Most of the deals we've dug up for Black Friday have been for phones and other electronics - tangible goods. For those looking for something a little less corporeal, there's currently a very rare discount available on Dropbox storage. Dell's online storefront has a year of Dropbox Pro storage going for $59.99, which is $40 less than the usual charge for one terabyte of backup space. If that's not enough to get your attention, Dell will throw in $25 in gift card credit for its store for free. Read More

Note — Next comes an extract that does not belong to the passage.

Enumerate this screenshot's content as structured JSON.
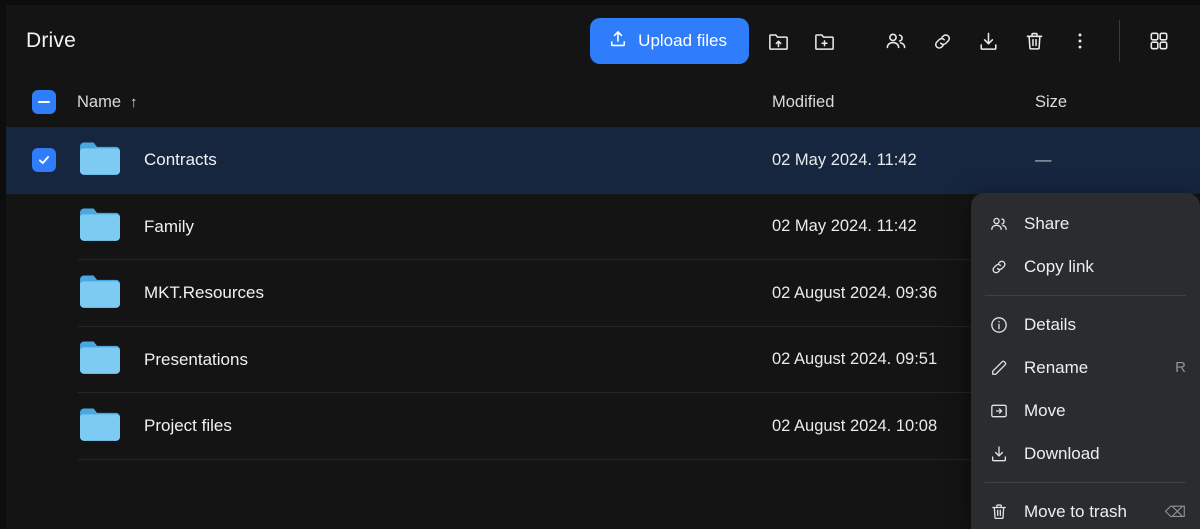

Cloud storage and reminder apps seem to go together naturally - Evernote and Google Keep both have some basic attachment tools, and they share collaborative elements with things like Dropbox and Drive. Today Dropbox is trying to bring it all together with Paper, the company's first new app in quite a while. It's up on the Play Store in beta form, and like the primary storage app, it's free to download and use. Read More

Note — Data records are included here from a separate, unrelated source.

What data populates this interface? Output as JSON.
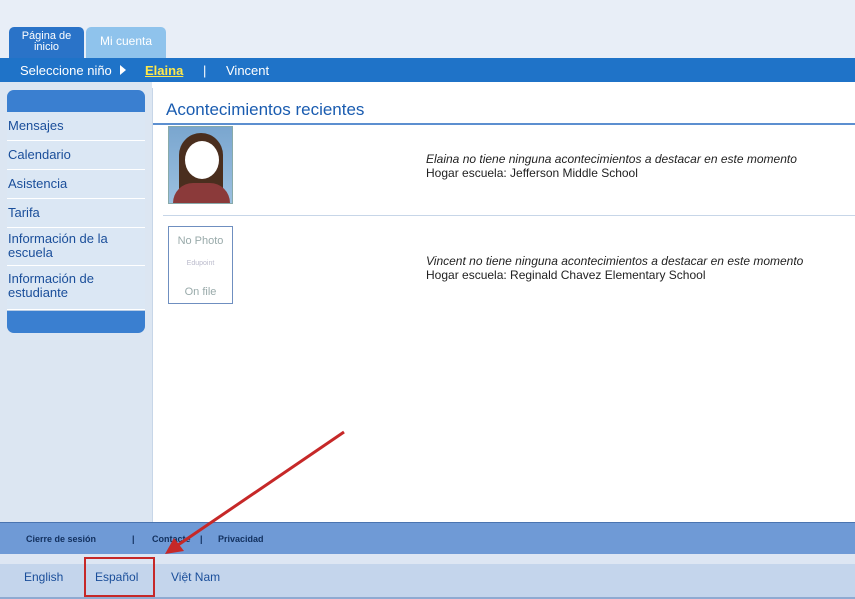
{
  "tabs": {
    "home": "Página de inicio",
    "account": "Mi cuenta"
  },
  "child_selector": {
    "label": "Seleccione niño",
    "children": [
      "Elaina",
      "Vincent"
    ],
    "separator": "|",
    "active": "Elaina"
  },
  "sidebar": {
    "items": [
      {
        "label": "Mensajes"
      },
      {
        "label": "Calendario"
      },
      {
        "label": "Asistencia"
      },
      {
        "label": "Tarifa"
      },
      {
        "label": "Información de la escuela"
      },
      {
        "label": "Información de estudiante"
      }
    ]
  },
  "main": {
    "title": "Acontecimientos recientes",
    "events": [
      {
        "message": "Elaina no tiene ninguna acontecimientos a destacar en este momento",
        "school": "Hogar escuela: Jefferson Middle School"
      },
      {
        "message": "Vincent no tiene ninguna acontecimientos a destacar en este momento",
        "school": "Hogar escuela: Reginald Chavez Elementary School"
      }
    ],
    "no_photo": {
      "line1": "No Photo",
      "brand": "Edupoint",
      "line2": "On file"
    }
  },
  "footer": {
    "logout": "Cierre de sesión",
    "contact": "Contacte",
    "privacy": "Privacidad",
    "separator": "|"
  },
  "languages": [
    "English",
    "Español",
    "Việt Nam"
  ],
  "annotation": {
    "color": "#c62828",
    "highlighted": "Español"
  },
  "colors": {
    "primary_blue": "#1f73c8",
    "active_child": "#ffe84a",
    "link_blue": "#1a4e9a"
  }
}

The PDF format is a common and open standard that works with many programs, but many people still turn to Acrobat Reader when the time comes to open a document. Adobe has given such folks another reason to keep the app around. Reader now integrates with Dropbox accounts. Read More
Earlier this year, the Dropbox Android app ran by the 500 million installs milestone on Google Play. The problem with that metric is that it tracks the number of times the app has been downloaded from the Play Store, which includes updates to pre-installed versions. That makes this a very unspecific marker of how many people actually use Dropbox on Android.
We still don't know the answer to that question, but today Dropbox is happy to announce the number of people using the service overall. Over 500 million people have signed up since the file hosting company started syncing the contents of desktop folders in 2008. Read More
Many of Google's apps have passed a billion installs. This sounds like a large accomplishment, until you consider that shipping pre-installed counts as being installed. In that case, it's more impressive when third-party software makes the list. Dropbox isn't at a billion yet, but it's now halfway there. Read More
Dropbox is a cloud storage provider, but over the past couple of years, the company has tried to expand into something more. For some folks, it's also an email client. For others, it was a place not just to store photos, but to interact with them in a cool way.
That's because on April 9th, 2014, Dropbox released an email client called Mailbox and a photo gallery app known as Carousel. Now Dropbox is stepping away from both and intends to close each service early next year. Read More
I've used a bunch of team-based, business-oriented chatroom-style services, and Slack and Hipchat seem to be the two most popular choices for managers at this point. Maybe it's time to consider an alternative, and cloud storage giant Dropbox is giving us a pretty good reason to do so: Zulip. The funny-named client has been quietly developed by Dropbox for the last year, and now it's available as an open source tool.
Dropbox acquired Zulip in 2014, and the service is going open source as a result of the company's yearly Hack Week invitational program. And when they say open, they mean wide open: the chat server, the Android and iOS apps, the desktop programs for Windows, OS X, and Linux, all of it is being offered up. Read More
Dropbox doesn't just make syncing and backing up files easier done than said, it serves as a great way to collaborate on projects too. But managing shared folders and permissions isn't as simple as dragging files into a folder and watching them fly off into the sky (that's how the cloud metaphor works, right?). To address this, Dropbox has unveiled a new feature to simplify life for teams.
A new Teams folder lets everyone store files in a single place. The content here is automatically accessible to every member, making it easier to exchange files.
Dropbox has included the option to divide teams into groups, speeding up the process of sharing files with specific people. Read More